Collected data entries
++++++++++++++++++++

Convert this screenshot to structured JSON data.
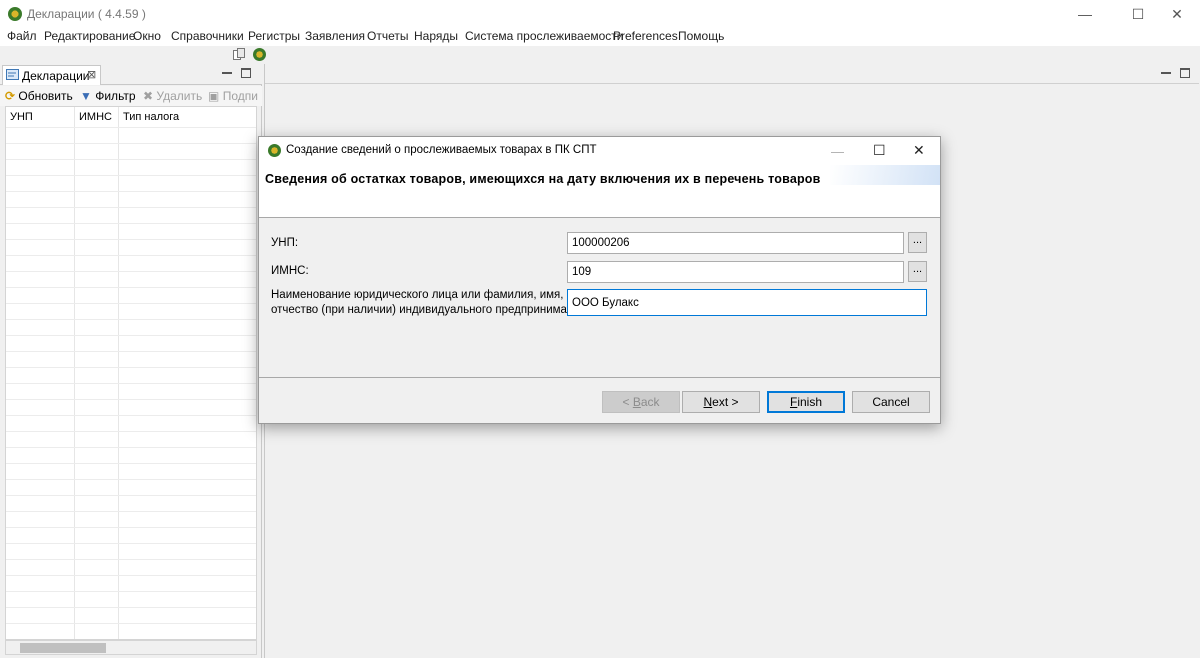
{
  "window": {
    "title": "Декларации ( 4.4.59 )",
    "min": "—",
    "max": "☐",
    "close": "✕"
  },
  "menu": [
    "Файл",
    "Редактирование",
    "Окно",
    "Справочники",
    "Регистры",
    "Заявления",
    "Отчеты",
    "Наряды",
    "Система прослеживаемости",
    "Preferences",
    "Помощь"
  ],
  "left_view": {
    "tab_label": "Декларации",
    "tab_close": "⊠",
    "actions": {
      "refresh": "Обновить",
      "filter": "Фильтр",
      "delete": "Удалить",
      "sign": "Подпи"
    },
    "columns": [
      "УНП",
      "ИМНС",
      "Тип налога"
    ]
  },
  "dialog": {
    "title": "Создание сведений о прослеживаемых товарах в ПК СПТ",
    "heading": "Сведения об остатках товаров, имеющихся на дату включения их в перечень товаров",
    "fields": {
      "unp_label": "УНП:",
      "unp_value": "100000206",
      "imns_label": "ИМНС:",
      "imns_value": "109",
      "name_label_1": "Наименование  юридического лица или фамилия, имя,",
      "name_label_2": "отчество (при наличии) индивидуального предпринимателя",
      "name_value": "ООО Булакс"
    },
    "ellipsis": "...",
    "buttons": {
      "back_prefix": "< ",
      "back_accel": "B",
      "back_rest": "ack",
      "next_accel": "N",
      "next_rest": "ext >",
      "finish_accel": "F",
      "finish_rest": "inish",
      "cancel": "Cancel"
    }
  }
}
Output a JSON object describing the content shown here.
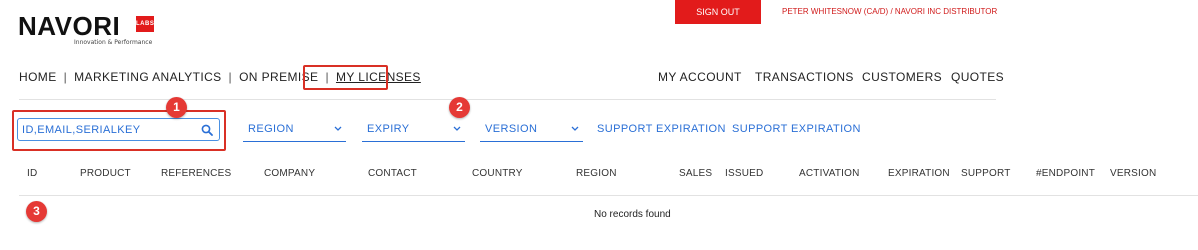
{
  "brand": {
    "name": "NAVORI",
    "badge": "LABS",
    "tagline": "Innovation & Performance"
  },
  "header": {
    "signout_label": "SIGN OUT",
    "user_info": "PETER WHITESNOW (CA/D) / NAVORI INC DISTRIBUTOR"
  },
  "nav": {
    "left": [
      "HOME",
      "MARKETING ANALYTICS",
      "ON PREMISE",
      "MY LICENSES"
    ],
    "separator": "|",
    "right": [
      "MY ACCOUNT",
      "TRANSACTIONS",
      "CUSTOMERS",
      "QUOTES"
    ],
    "active": "MY LICENSES"
  },
  "search": {
    "placeholder": "ID,EMAIL,SERIALKEY",
    "value": ""
  },
  "filters": [
    "REGION",
    "EXPIRY",
    "VERSION"
  ],
  "support_links": [
    "SUPPORT EXPIRATION",
    "SUPPORT EXPIRATION"
  ],
  "markers": [
    "1",
    "2",
    "3"
  ],
  "table": {
    "columns": [
      "ID",
      "PRODUCT",
      "REFERENCES",
      "COMPANY",
      "CONTACT",
      "COUNTRY",
      "REGION",
      "SALES",
      "ISSUED",
      "ACTIVATION",
      "EXPIRATION",
      "SUPPORT",
      "#ENDPOINT",
      "VERSION"
    ],
    "rows": [],
    "empty_message": "No records found"
  },
  "colors": {
    "accent_red": "#e21b1b",
    "link_blue": "#2a6fd6",
    "highlight": "#d93025"
  }
}
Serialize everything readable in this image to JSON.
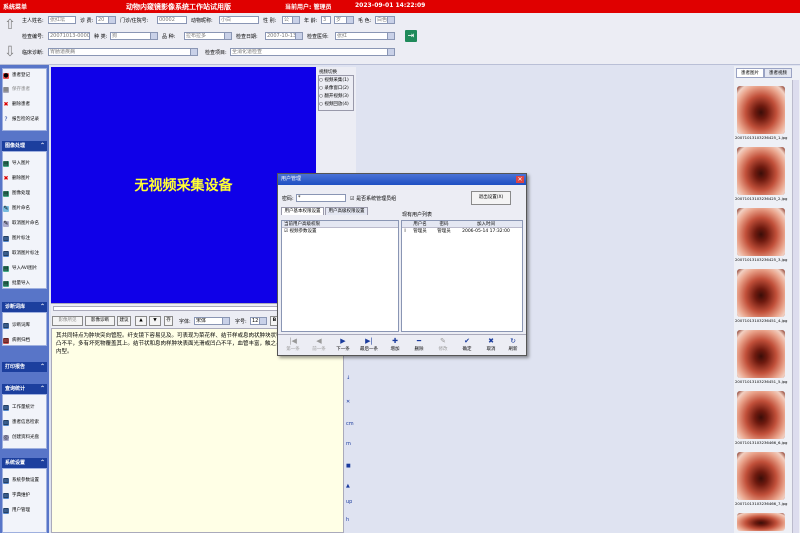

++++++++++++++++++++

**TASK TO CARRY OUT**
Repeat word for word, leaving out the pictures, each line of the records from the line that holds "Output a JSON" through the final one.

**SOLUTION BELOW**
Output a JSON object describing the content shown here.
{
  "brand": {
    "name": "NAVORI",
    "badge": "LABS",
    "tagline": "Innovation & Performance"
  },
  "header": {
    "signout_label": "SIGN OUT",
    "user_info": "PETER WHITESNOW (CA/D) / NAVORI INC DISTRIBUTOR"
  },
  "nav": {
    "left": [
      "HOME",
      "MARKETING ANALYTICS",
      "ON PREMISE",
      "MY LICENSES"
    ],
    "separator": "|",
    "right": [
      "MY ACCOUNT",
      "TRANSACTIONS",
      "CUSTOMERS",
      "QUOTES"
    ],
    "active": "MY LICENSES"
  },
  "search": {
    "placeholder": "ID,EMAIL,SERIALKEY",
    "value": ""
  },
  "filters": [
    "REGION",
    "EXPIRY",
    "VERSION"
  ],
  "support_links": [
    "SUPPORT EXPIRATION",
    "SUPPORT EXPIRATION"
  ],
  "markers": [
    "1",
    "2",
    "3"
  ],
  "table": {
    "columns": [
      "ID",
      "PRODUCT",
      "REFERENCES",
      "COMPANY",
      "CONTACT",
      "COUNTRY",
      "REGION",
      "SALES",
      "ISSUED",
      "ACTIVATION",
      "EXPIRATION",
      "SUPPORT",
      "#ENDPOINT",
      "VERSION"
    ],
    "rows": [],
    "empty_message": "No records found"
  },
  "colors": {
    "accent_red": "#e21b1b",
    "link_blue": "#2a6fd6",
    "highlight": "#d93025"
  }
}
Serialize everything readable in this image to JSON.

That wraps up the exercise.